Mark Goodacre now has a podcast out which introduces the Gospel of Peter. Towards the end of the podcast, he addresses a unique development in this Gospel. The canonical Gospels never narrate the ascent of Jesus from the grave to heaven (or to the earth, before his ascent to heaven). They only narrate the aftermath, in which women (or women and men) find an empty tomb. Dramatically, the Gospel of Peter adds this scene:

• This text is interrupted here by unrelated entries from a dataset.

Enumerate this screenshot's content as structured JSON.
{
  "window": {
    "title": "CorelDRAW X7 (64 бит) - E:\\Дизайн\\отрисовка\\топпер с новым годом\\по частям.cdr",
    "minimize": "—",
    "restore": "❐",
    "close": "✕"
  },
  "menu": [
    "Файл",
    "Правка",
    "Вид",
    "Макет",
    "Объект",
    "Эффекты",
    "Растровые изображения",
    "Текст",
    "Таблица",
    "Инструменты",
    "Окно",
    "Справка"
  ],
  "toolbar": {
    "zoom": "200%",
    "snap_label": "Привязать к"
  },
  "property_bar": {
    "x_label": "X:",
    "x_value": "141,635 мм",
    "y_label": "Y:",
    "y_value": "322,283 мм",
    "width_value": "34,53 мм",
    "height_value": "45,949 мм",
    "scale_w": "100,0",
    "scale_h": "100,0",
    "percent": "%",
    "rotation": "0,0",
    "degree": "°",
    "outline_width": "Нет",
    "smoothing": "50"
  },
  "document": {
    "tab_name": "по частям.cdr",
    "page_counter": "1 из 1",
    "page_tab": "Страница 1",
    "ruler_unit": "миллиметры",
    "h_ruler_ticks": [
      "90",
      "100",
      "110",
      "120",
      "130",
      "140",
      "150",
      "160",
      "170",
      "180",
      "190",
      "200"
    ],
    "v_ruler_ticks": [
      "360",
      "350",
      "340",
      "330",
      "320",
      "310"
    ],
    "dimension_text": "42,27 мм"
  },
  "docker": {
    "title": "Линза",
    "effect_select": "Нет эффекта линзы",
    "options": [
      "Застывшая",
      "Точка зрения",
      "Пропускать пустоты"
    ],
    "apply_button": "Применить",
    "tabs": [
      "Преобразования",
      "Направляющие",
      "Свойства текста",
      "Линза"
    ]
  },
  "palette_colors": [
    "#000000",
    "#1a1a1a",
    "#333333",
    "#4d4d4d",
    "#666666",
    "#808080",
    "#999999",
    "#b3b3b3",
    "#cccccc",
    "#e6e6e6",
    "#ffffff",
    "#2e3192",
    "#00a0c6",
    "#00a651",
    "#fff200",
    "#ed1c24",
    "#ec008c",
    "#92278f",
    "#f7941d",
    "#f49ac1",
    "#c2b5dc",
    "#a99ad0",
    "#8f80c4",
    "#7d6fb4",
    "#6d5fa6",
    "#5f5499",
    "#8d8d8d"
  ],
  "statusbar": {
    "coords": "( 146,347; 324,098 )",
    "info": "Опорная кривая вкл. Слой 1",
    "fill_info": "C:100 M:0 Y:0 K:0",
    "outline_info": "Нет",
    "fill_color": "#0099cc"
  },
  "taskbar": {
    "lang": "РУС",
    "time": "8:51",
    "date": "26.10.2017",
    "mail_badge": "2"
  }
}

 But in the night in which the Lord’s day dawned, when the soldiers were safeguarding it two by two in every watch, there was a loud voice in heaven;  and they saw that the heavens were opened and that two males who had much radiance had come down from there and come near the sepulcher.  But that stone which had been thrust against the door, having rolled by itself, went a distance off the side; and the sepulcher opened, and both the young men entered.  And so those soldiers, having seen, awakened the centurion and the elders (for they too were present, safeguarding).  And while they were relating what they had seen, again they see three males who have come out from they sepulcher, with the two supporting the other one, and a cross following them,  and the head of the two reaching unto heaven, but that of the one being led out by a hand by them going beyond the heavens.  And they were hearing a voice from the heavens saying, ‘Have you made proclamation to the fallen-asleep?’  And an obeisance was heard from the cross, ‘Yes.’
– The Gospel of Peter (tr. Raymond Brown)
So, as Mark summarises:
“[In the Gospel of Peter,] we have a walking, talking cross and a giant Jesus”
– Mark Goodacre, “NT Pod 55: The Gospel of Peter”, 27 July 2011
But, for Mark’s own interpretation of the Gospel of Peter (discussed here), you will have to wait for NT Pod 56. The burning question is: Will John Dominic Crossan have to start referring to “The Crucified One Gospel”?